[It] was not right that the restoration of human nature should be left undone, and that it could not have been brought about unless man repaid what he owed to God. This debt was so large that, although no one but man owed it, only God was capable of repaying it, assuming that there should be a man identical with God. Hence it was necessary that God should take man into the unity of his person, so that one who ought, by virtue of his nature, to make the repayment and was not capable of doing so, should be one who, by virtue of his person, was capable of it.
It had to be God who paid the price because only He could pay it but He had to come a a man so as to satisfy the debt for us. We are forgiven by grace through faith in Christ.

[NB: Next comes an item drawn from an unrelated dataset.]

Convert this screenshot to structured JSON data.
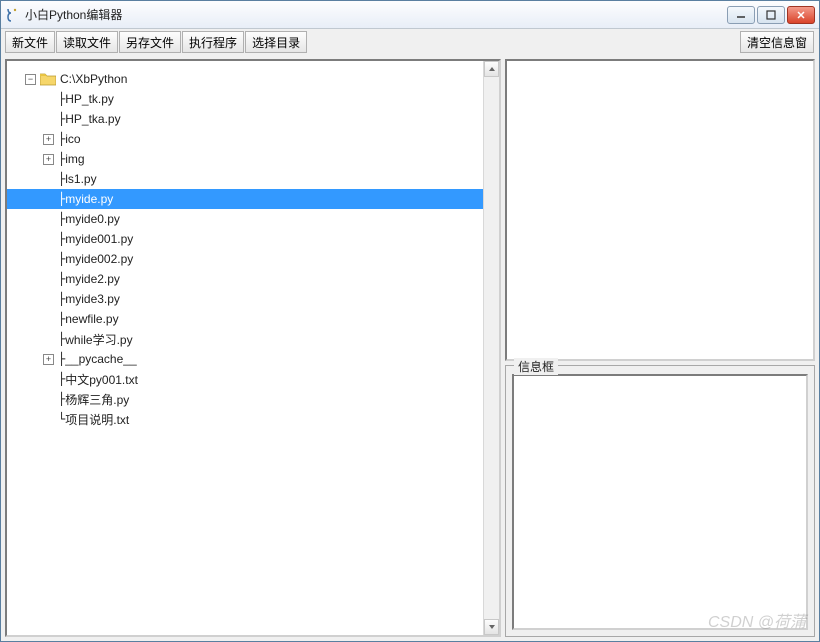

So what does this mean personally to us? If God’s ability to forgive us required death how does that apply to us in our daily lives? Ephesians 4:32 commands, “ Be kind to one another, tenderhearted, forgiving one another, as God in Christ forgave you.” How are you to forgive who have been forgiven? As God in Christ forgave you. How did God forgive you? Through the satisfying substitutionary death of His Son. So what is required of us to forgive others? Death. If our being forgiven by God required death, we should not be surprised that our forgiveness of others requires death as well – it requires our death. I do not mean that you or I must bear the sins of others on a cross but I do mean that you must die to self if you are to forgive. You must put to death your:
- Prerogative to be right
- Entitlement to revenge (gossip, slander, unrighteous anger, bitterness, criticism, condemnation)
Look back at Ephesians 4 and now to verse 31 and 32: “Let all bitterness and wrath and anger and clamor and slander be put away from you, along with all malice. Be kind to one another, tenderhearted, forgiving one another, as God in Christ forgave you.” As those who have been forgiven an infinite debt by an infinitely holy and righteous God we are called to forgive others their comparatively minuscule offenses against us without reservation. When we withhold forgiveness from someone we forget and even reject the forgiveness we have received, putting us at odds with God’s work in Christ. If we are to forgive we must die for all forgiveness requires death.
Just as God’s people can and are to love because He first loved us, we can and are to forgive others because we have been forgiven so much in Christ. This is all the more important to us as we realize what is at stake in forgiving others. Matthew 6:14-15 declares, “For if you forgive others their trespasses, your heavenly Father will also forgive you, but if you do not forgive others their trespasses, neither will your Father forgive your trespasses.” Our willingness to or our withholding of forgiveness reveals the true condition of our hearts before God and others. C.S. Lewis wrote in the essay “On Forgiveness” in The Weight of Glory:
To be a Christian means to forgive the inexcusable, because God has forgiven the inexcusable in you. This is hard…. How can we do it? Only, I think, by remembering where we stand, by meaning our words when we say in our prayers each night, ‘Forgive us our trespasses as we forgive those who trespass against us.’ We are offered forgiveness on no other terms. To refuse it means to refuse God’s mercy for ourselves.
We forgive because we have been forgiven. We die to self because He died in our place that we may live, for without death there is no forgiveness of sin.